Overland is clearly still in good hands.

Overland 214

Jeff Sparrow (editor), Overland 214 Autumn 2014

Overland-214There’s something irresistible about triplets: faith, hope and charity / birth, copulation and death / the three Graces / thesis, antithesis, synthesis / silence, exile, cunning … they’re everywhere. Overland‘s deputy editor Jacinda Woodhead invokes a nice one in this issue’s Editorial: for 60 years, she says, the journal has been encouraging dissent, interrogation and craft. It’s not just a pretty phrase: there’s plenty of all three in this issue, including in the first essay, Welcome to Curtin by Avan Judd Stallard, which comes craftily at Australia’s treatment of asylum seekers. It’s a memoir of working in the Curtin detention centre: prevented by the threat of seven years in prison from talking about the treatment of detainees, he describes instead the relationships and attitudes of the workers, with a short story writer’s eye for structure and significant detail.

Jennifer Mills, the fiction editor, introduces a 60th anniversary year feature, Fancy cuts, in which contemporary writers are invited to revisit short stories from the archives, invokes mother triplet: Overland has always been committed to the urgent, emerging or marginalised voices of its day. To kick off the feature, Josephine Rowe’s A small cleared space riffs surprisingly on Roma O’Brien’s When the bough breaks, a story of a hospital stillbirth that must have been harrowing when it was published in 1965, but now reads as a tale from an era of almost unbelievable callousness.

B J Thomason’s A slippery bastard deftly interrogates the myth of poet, horseman and Boer-murderer Breaker Morant, and in passing links him with two other mythologised slippery bastards. So we have triplet of Australian anti-heroes: Breaker Morant, Ned Kelly and Chopper Reed.

‘Cats are out, sloths are in’ by Jeff Sparrow is positively bursting with triplets.

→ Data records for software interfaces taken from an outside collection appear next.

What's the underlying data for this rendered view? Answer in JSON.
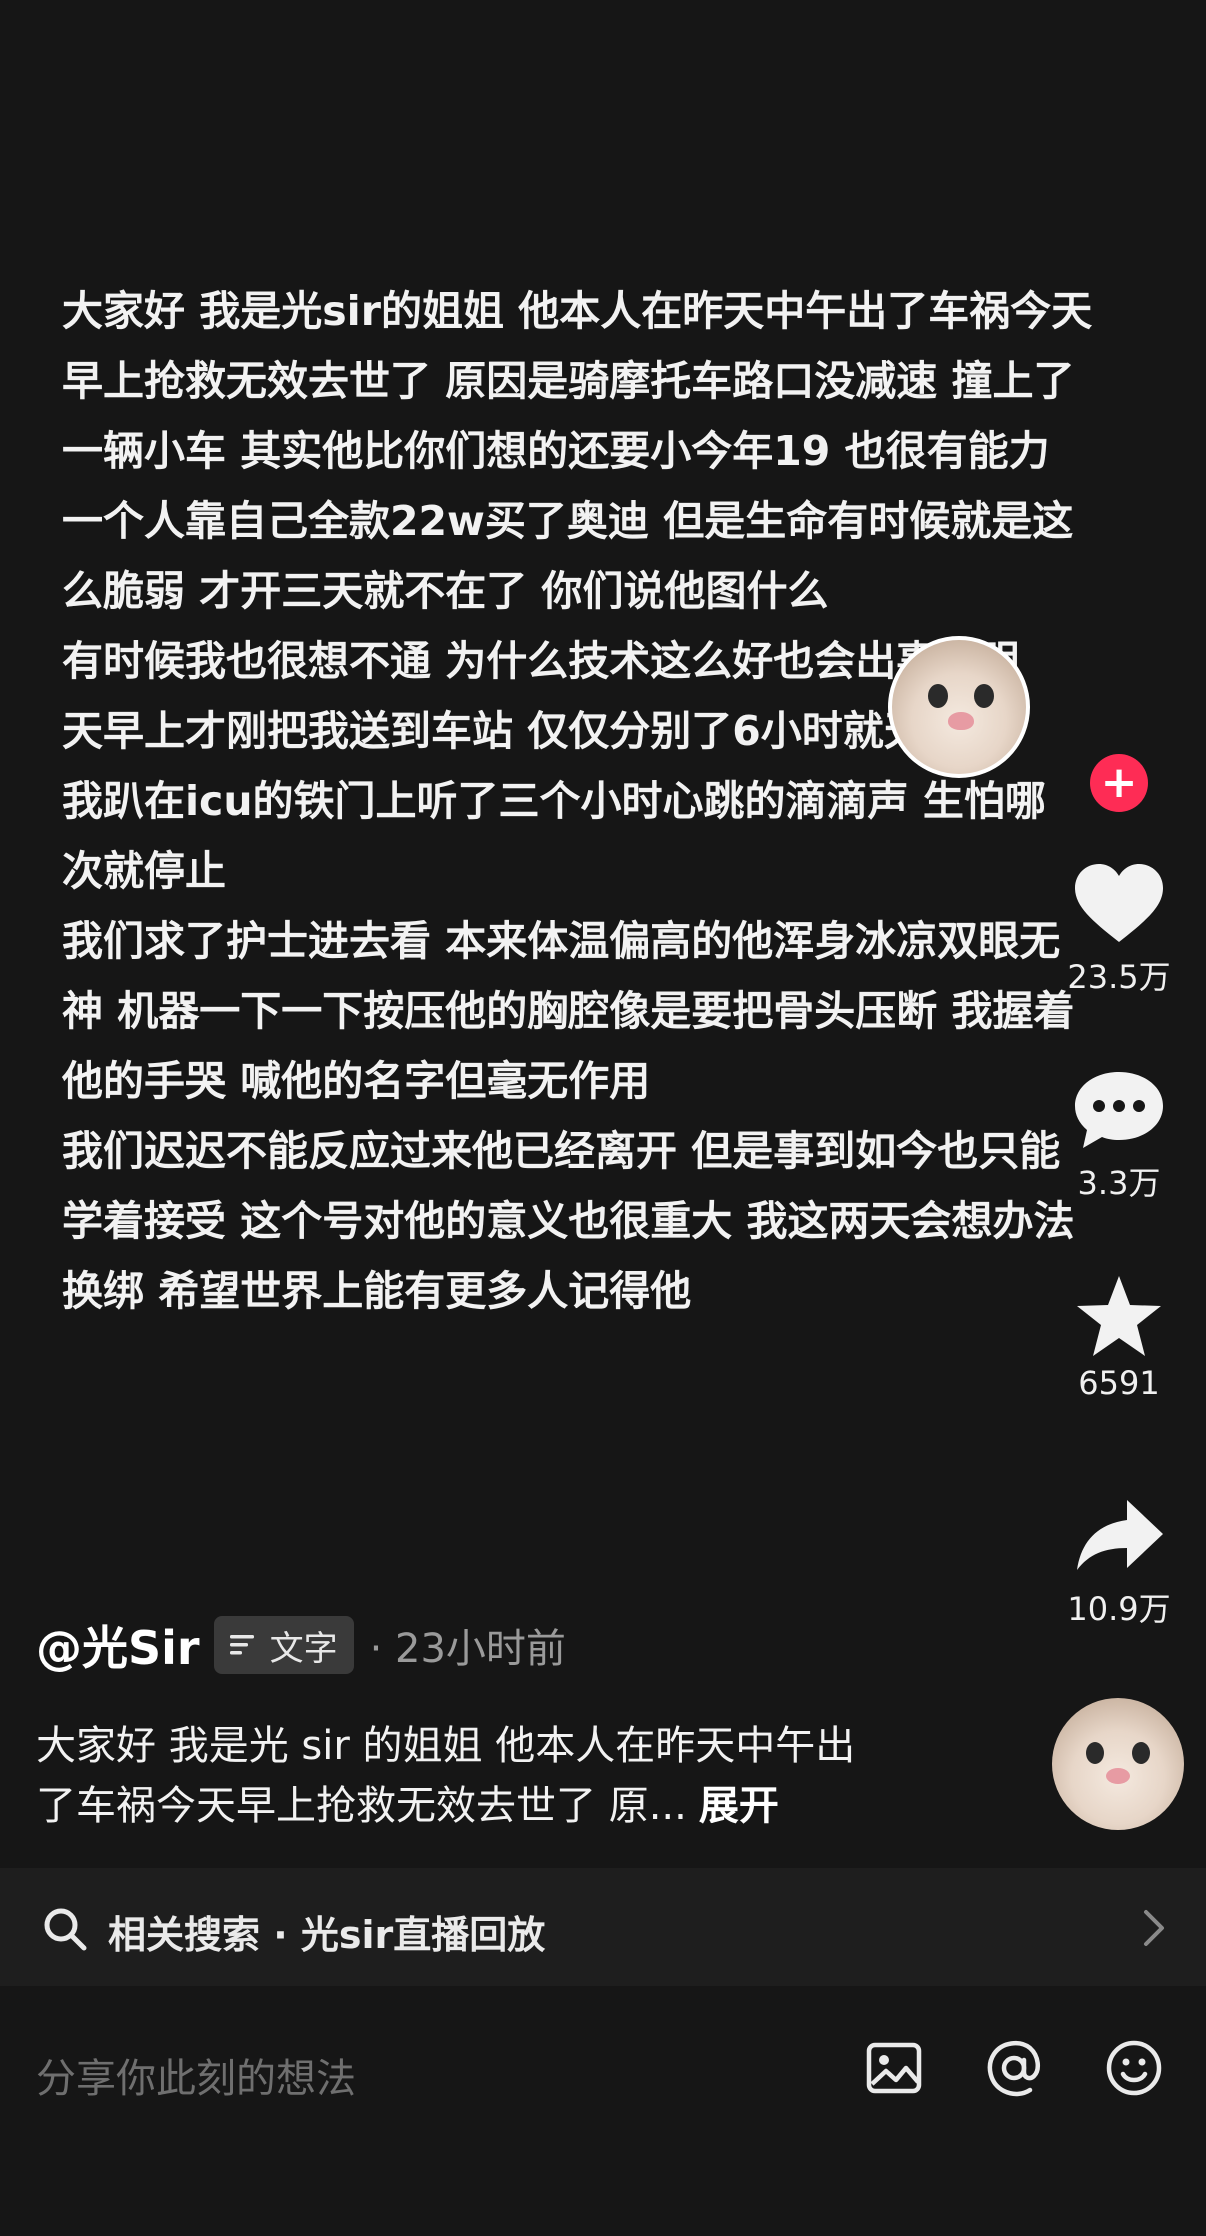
{
  "post": {
    "lines": [
      "大家好 我是光sir的姐姐 他本人在昨天中午出了车祸今天",
      "早上抢救无效去世了 原因是骑摩托车路口没减速 撞上了",
      "一辆小车 其实他比你们想的还要小今年19 也很有能力",
      "一个人靠自己全款22w买了奥迪 但是生命有时候就是这",
      "么脆弱 才开三天就不在了 你们说他图什么",
      "有时候我也很想不通 为什么技术这么好也会出事明明",
      "天早上才刚把我送到车站 仅仅分别了6小时就天人永",
      "我趴在icu的铁门上听了三个小时心跳的滴滴声 生怕哪",
      "次就停止",
      "我们求了护士进去看 本来体温偏高的他浑身冰凉双眼无",
      "神 机器一下一下按压他的胸腔像是要把骨头压断 我握着",
      "他的手哭 喊他的名字但毫无作用",
      "我们迟迟不能反应过来他已经离开 但是事到如今也只能",
      "学着接受 这个号对他的意义也很重大 我这两天会想办法",
      "换绑 希望世界上能有更多人记得他"
    ]
  },
  "rail": {
    "follow": "+",
    "like_count": "23.5万",
    "comment_count": "3.3万",
    "favorite_count": "6591",
    "share_count": "10.9万"
  },
  "author": {
    "name": "@光Sir",
    "tag": "文字",
    "time": "· 23小时前"
  },
  "caption": {
    "line1": "大家好 我是光 sir 的姐姐 他本人在昨天中午出",
    "line2": "了车祸今天早上抢救无效去世了 原...",
    "expand": "展开"
  },
  "related": {
    "text": "相关搜索 · 光sir直播回放"
  },
  "comment": {
    "placeholder": "分享你此刻的想法"
  },
  "colors": {
    "background": "#161616",
    "accent_follow": "#fe2c55"
  }
}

Subtitled Truth, politics and non-fiction, it looks at the fact-checking practice or otherwise of clickbait sites like Gawker, Buzzfeed, and Upworthy and more ‘serious’ liberal news sources like Crikey, the Conversation, the ABC. Current fact checking differs from the famous rigour of, say the New Yorker, in three significant ways (for which you’ll need to read the article). But checking facts has a limited usefulness, unless you realise they are part of a triplet: ‘facts’, theory and political practice.

There are three short stories in the Fiction section, including Anthony Panegyres’ Submerging, a parable about global warming embedded in a genuinely distressing tale of adolescent misery.

Up the back, are the three finalists in the 2013 Overland Judith Wright Poetry Prize. Peter Minter, the judge, says he looks for poems in which every line ’embodies perception, ideation and the breath‘. That’s a lovely triplet. I’m sorry that I didn’t warm to any of the poems.

There are other triplets, including the three mysteries in Stanley Kubrick’s 2001: A Space Odyssey in The last space waltz? by Claire Corbett, but not everything comes in threes. Four columnists are entertaining and intelligent: Alison Croggon reflects on how literacy and orality affect memory and perception (a subject Ross Gibson tackles at length in his book about William Dawes’s notebooks,  26 Views of the Starburst World); Giovanni Tiso ponders gloomily on our changing concept of the future; Mel Campbell challenges habit of thinking of writing in terms of productivity; Stephen Wright managed to make me laugh a number of times in a column devoted to wishing he was funnier. I missed Rurijk Davidson, another regular columnist – on leave perhaps?

There are two excellent pieces that I couldn’t shoehorn into my numerical scheme. Brendan Keogh’s On video game criticism, cast as a letter to Susan Sontag, manages to communicate the intellectual excitement in its eponymous field, even to someone whose video game experience doesn’t go much beyond Space Invaders, Pacman and Tetris. Jill Jolliffe’s A new thalidomide? tells you more than you wish was true about hospital use of DES and other drugs, often without consent, on single mothers from the 1940s all through the 1960s in Australia, with health consequences still being discovered, including in the grandchildren of the women given the drug.

Sixty years of dissent, interrogation and craft! May the road rise to meet you, Overland, and the wind be at your back for at least 60 more.